The new research vessel, delivered to Old Dominion University's Center for Coastal Physical Oceanography
by Gladding-Hearn Shipbuilding, is expected to commence a growing trend in research boat design -- toward smaller, faster and more versatile vessels — equipped to study a variety of sea characteristics.
Designed by Roger Long Marine Architecture of Portland, Maine
, the all-aluminum vessel has a modified V-hull that measures only 55 ft. with a 17-ft. beam. Its five ft. draft allows the vessel to work in shallow waters of the Chesapeake Bay
and along the Virginia coastline
, up to 100 miles. The vessel's design firm and Gladding Hearn teamed to construct a similar size vessel for the University of New Hampshire
in 1992, and have a similar 60 footer on the way for the Woods Hole Oceanographic Institute.
Temporary electrical cables can be installed safely along a system of conduits and wire trays that run between the wheelhouse, on-board labs and the deck. In addition, portable research equipment can be easily replaced and secured from a pattern of flush stainless steel inserts on the aft deck. The vessel's top speed of 22 knots also adds to its cost-effectiveness because researchers can travel a reasonable distance and still return within a normal work day. Operating at an 18-knot cruising speed, the twin Caterpillar (CAT)
3406E diesel engines, each rates at 700 bhp, burn about 50 gph, yielding a range of more than 600 miles. Two Hal & Staveart five-bladed nickel-bronze propellers are turned by ZF 350A reverse-reduction gears in 8-in. propeller tunnels to reduct draft. A Northern Lights generator provides power and a transducer-well extends above the waterline so they can be changed without hauling the boat out of the water.

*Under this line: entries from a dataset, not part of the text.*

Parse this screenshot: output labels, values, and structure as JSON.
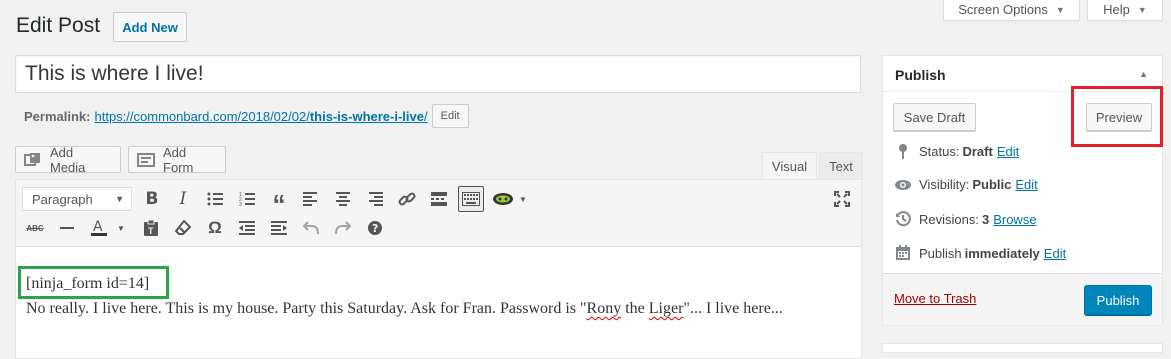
{
  "screen_tabs": {
    "screen_options": "Screen Options",
    "help": "Help"
  },
  "heading": {
    "title": "Edit Post",
    "add_new": "Add New"
  },
  "post": {
    "title_value": "This is where I live!"
  },
  "permalink": {
    "label": "Permalink:",
    "url_base": "https://commonbard.com/2018/02/02/",
    "slug": "this-is-where-i-live",
    "url_end": "/",
    "edit": "Edit"
  },
  "media": {
    "add_media": "Add Media",
    "add_form": "Add Form"
  },
  "editor_tabs": {
    "visual": "Visual",
    "text": "Text"
  },
  "toolbar": {
    "format": "Paragraph"
  },
  "content": {
    "shortcode": "[ninja_form id=14]",
    "para_before": "No really.  I live here.  This is my house.  Party this Saturday.  Ask for Fran.  Password is \"",
    "para_rony": "Rony",
    "para_mid": " the ",
    "para_liger": "Liger",
    "para_after": "\"... I live here..."
  },
  "publish": {
    "title": "Publish",
    "save_draft": "Save Draft",
    "preview": "Preview",
    "status_label": "Status:",
    "status_value": "Draft",
    "visibility_label": "Visibility:",
    "visibility_value": "Public",
    "revisions_label": "Revisions:",
    "revisions_value": "3",
    "browse": "Browse",
    "publish_label": "Publish",
    "publish_value": "immediately",
    "edit": "Edit",
    "trash": "Move to Trash",
    "publish_button": "Publish"
  },
  "colors": {
    "link": "#0073aa",
    "primary": "#0085ba",
    "trash": "#a00",
    "highlight_green": "#2aa54a",
    "highlight_red": "#e0202a"
  },
  "icons": [
    "media-icon",
    "form-icon",
    "bold-icon",
    "italic-icon",
    "bullet-list-icon",
    "numbered-list-icon",
    "blockquote-icon",
    "align-left-icon",
    "align-center-icon",
    "align-right-icon",
    "link-icon",
    "read-more-icon",
    "toolbar-toggle-icon",
    "ninja-forms-icon",
    "fullscreen-icon",
    "strikethrough-icon",
    "horizontal-line-icon",
    "text-color-icon",
    "paste-text-icon",
    "clear-formatting-icon",
    "special-character-icon",
    "outdent-icon",
    "indent-icon",
    "undo-icon",
    "redo-icon",
    "help-icon",
    "pin-icon",
    "eye-icon",
    "history-icon",
    "calendar-icon"
  ]
}
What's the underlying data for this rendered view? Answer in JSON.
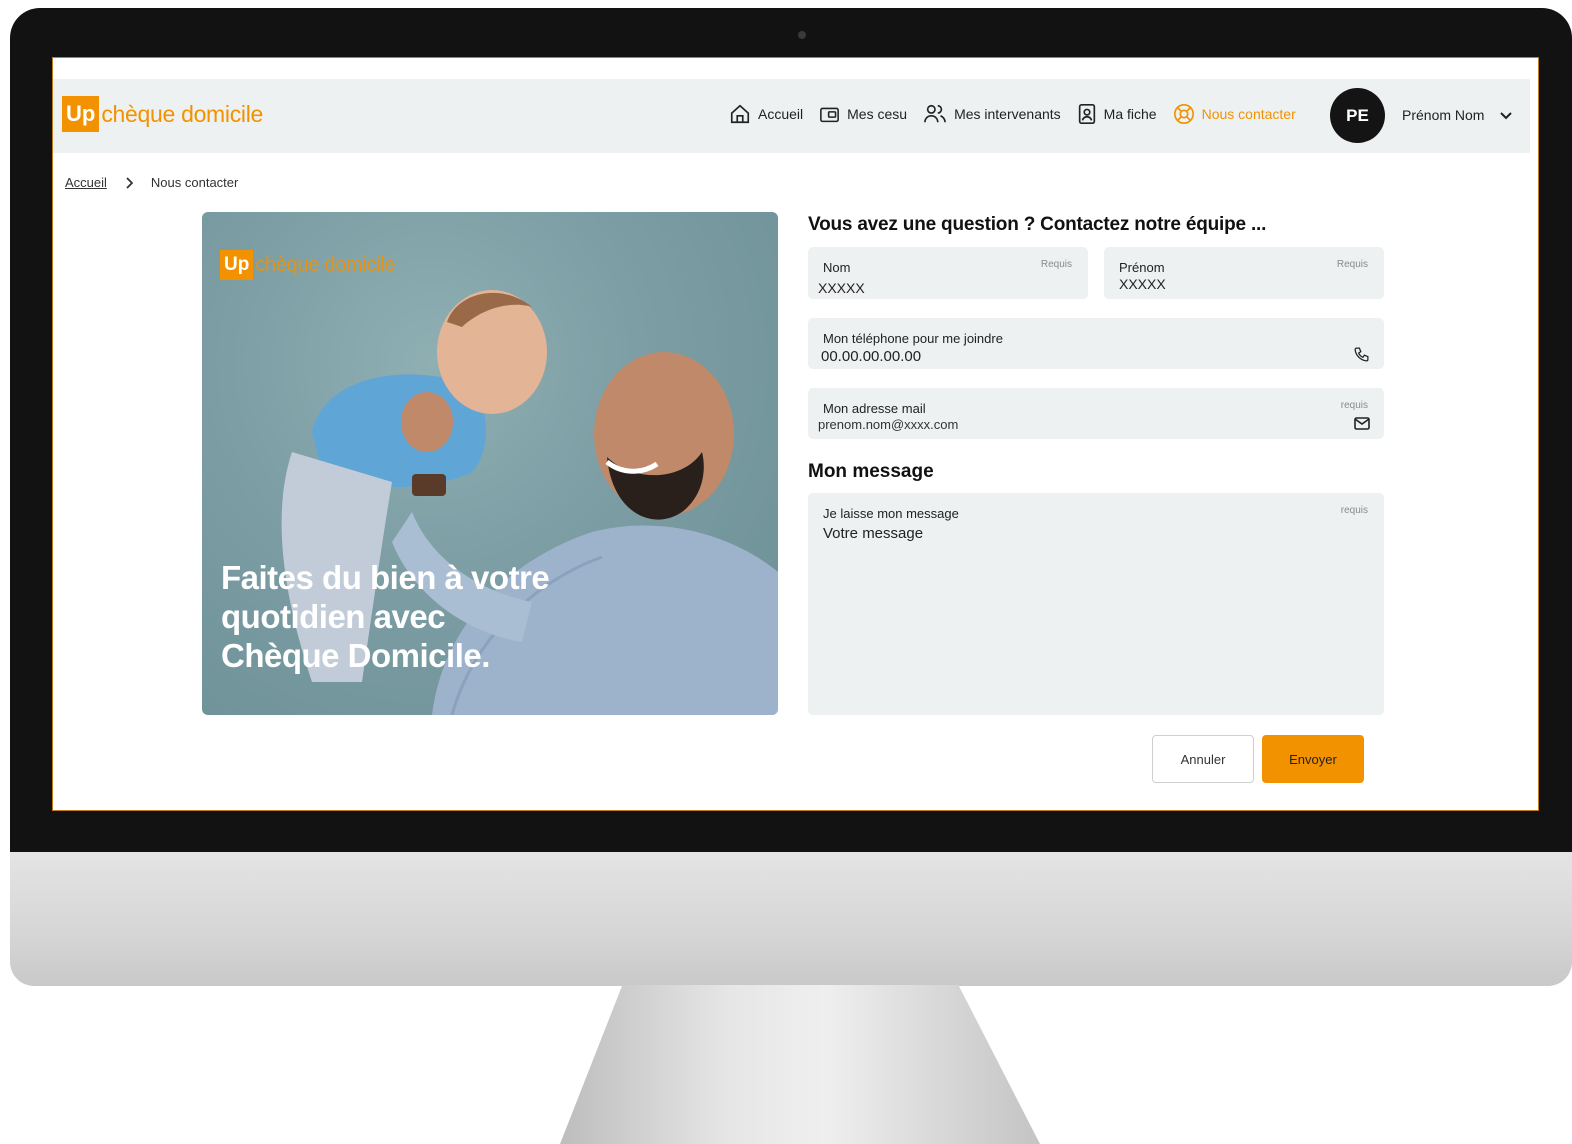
{
  "brand": {
    "badge": "Up",
    "name": "chèque domicile",
    "color": "#f39200"
  },
  "nav": {
    "items": [
      {
        "label": "Accueil",
        "icon": "home-icon"
      },
      {
        "label": "Mes cesu",
        "icon": "wallet-icon"
      },
      {
        "label": "Mes intervenants",
        "icon": "users-icon"
      },
      {
        "label": "Ma fiche",
        "icon": "contact-card-icon"
      },
      {
        "label": "Nous contacter",
        "icon": "lifebuoy-icon",
        "active": true
      }
    ]
  },
  "user": {
    "initials": "PE",
    "name": "Prénom Nom",
    "menu_icon": "chevron-down-icon"
  },
  "breadcrumb": {
    "home": "Accueil",
    "current": "Nous contacter"
  },
  "hero": {
    "logo_badge": "Up",
    "logo_name": "chèque domicile",
    "tagline_lines": [
      "Faites du bien à votre",
      "quotidien avec",
      "Chèque Domicile."
    ]
  },
  "form": {
    "title": "Vous avez une question ? Contactez notre équipe ...",
    "nom": {
      "label": "Nom",
      "required": "Requis",
      "value": "XXXXX"
    },
    "prenom": {
      "label": "Prénom",
      "required": "Requis",
      "value": "XXXXX"
    },
    "phone": {
      "label": "Mon téléphone pour me joindre",
      "value": "00.00.00.00.00",
      "icon": "phone-icon"
    },
    "email": {
      "label": "Mon adresse mail",
      "required": "requis",
      "value": "prenom.nom@xxxx.com",
      "icon": "mail-icon"
    },
    "message_title": "Mon message",
    "message": {
      "label": "Je laisse mon message",
      "required": "requis",
      "placeholder": "Votre message"
    },
    "cancel": "Annuler",
    "send": "Envoyer"
  }
}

Under the raised foredeck are the electronics lab and a wet lab, bunks, galley and settee, as well as a head for six scientists and the crew. The wheelhouse includes the Furuno NavNet system displays charts, GPS, radar and depth at mulitple stations throughout the boat.